Last Thursday, Social Media Club NYC had a meeting about real-time response on social media. The discussion was moderated by board member Danielle Simon, and the guest of the evening was Stephanie Grayson, social media editor at Yahoo Finance.
The Social Media Club NYC meeting began with everyone sharing any interesting social media updates:
- WordPress users can download a plugin to export a list of all the commentator’s details as a CSV file that can be used in Excel.
- MIT research shows that angry tweets are the most influential, which means users are recognizing and retweeting more of these type of tweets than any other type of emotion.
- Pinterest rolled out promoted pins.
- For social listening, check out Adobe Social and Topsy Pro. Topsy Pro allows you to start with a two-week trial.
Grayson then had the group put together a list of the risks and rewards of real-time response. Here is the list:
Grayson explains that there are certain dates on an events calendar for a brand where expectations can be set for something occurring. However, there are also events that occur that are not on the calendar and that start trending without any sort of expectation, and people have come to expect a quick response. There are opportunities for real-time response for the events that are not on the calendar, and if there is trust in an organization then you can gain some of the rewards in the above list even if not everyone in the organization is together.
The next part of the meeting was a group exercise, which you too can try:
Instructions: Break into two groups. Each group will become a brand. (One brand will be B2C and the other brand will be B2B.)
Decide: 1) What is the name of your brand? 2) What product/service does your brand provide? 3) Who is your biggest competitor?
*Have someone outside the two group’s make-up a situation that starts trending real-time.*
4) Your brand will react in real-time on social, but how will you do it (i.e., Vine, meme, etc.)? Keep it realistic, so take 25 minutes to come up with a solution.
*Come up with potential real-time backlash that can occur to the opposing group.*
5) How does your group deal with the backlash?
Here are the two groups that were created during the meeting:
|(B2B Group) Green Mohawk –Full-Service Entertainment Agency||(B2C Group) Vine & Go – wine that is in a Tetra Pak-style Juicy-Juice container|

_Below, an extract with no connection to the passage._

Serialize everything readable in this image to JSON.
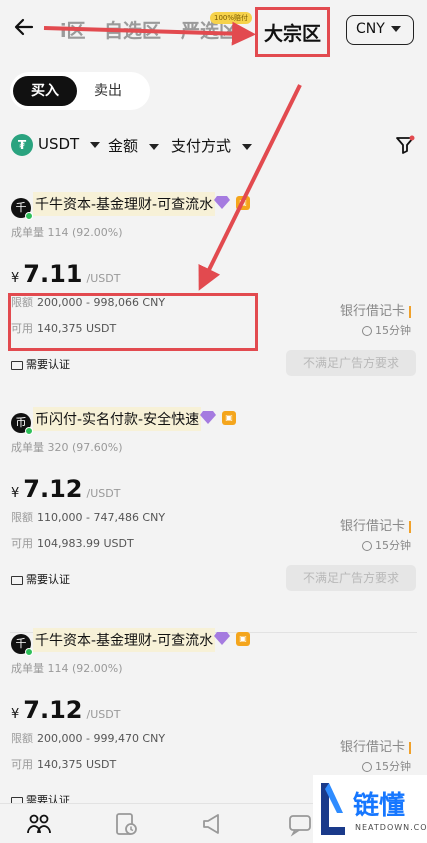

|What is the best-selling service?||PR||Moscato/sweet whites|
|Biggest competitor?||Edelman||Other single-serving drinks (Mike’s Hard Lemonade, Lime-A-Rita)|
|Scenario: A celebrity did something bizarre on Talk Like a Pirate Day and the hashtag is trending like crazy. How is your group going to handle it? What will be your method of real-time response?||They have a big pirate party, because as an agency they are aware of the event and have been tweeting about it all day. They hashjack with the tweet: You can talk the talk but can you walk the walk? #actlikeapirateday. They also have a Vine with people walking like pirates.||They are at a bar and they get seven people to each say, “Yo ho ho and a box of wine,” and they make a Vine of it. They tweet it out saying, “Party like a pirate with Vine&Go,” with the hashtag #vine&go.|
|Potential real-time backlash that can occur to the other group.||Send a tweet saying: @Vine&Go Real pirates drink rum not wine. #realpirates||The “walk the walk” killed somebody, because they walked off the Brooklyn Bridge.|
|How does your group deal with the backlash?||No response, because there is no connection to the individual going off the bridge with any of the agency’s messaging. Also there are policies in place on the website saying that everything is for entertainment use.||They would tweet back saying: It is 2013 and 9 out of 10 pirates prefer arrrhh wine. #vine&go|
Check out this Realtime Marketing Lab event: bit.ly/15bRnmm
*Register with code SMCNY to save 20% and score a pass for only $276.*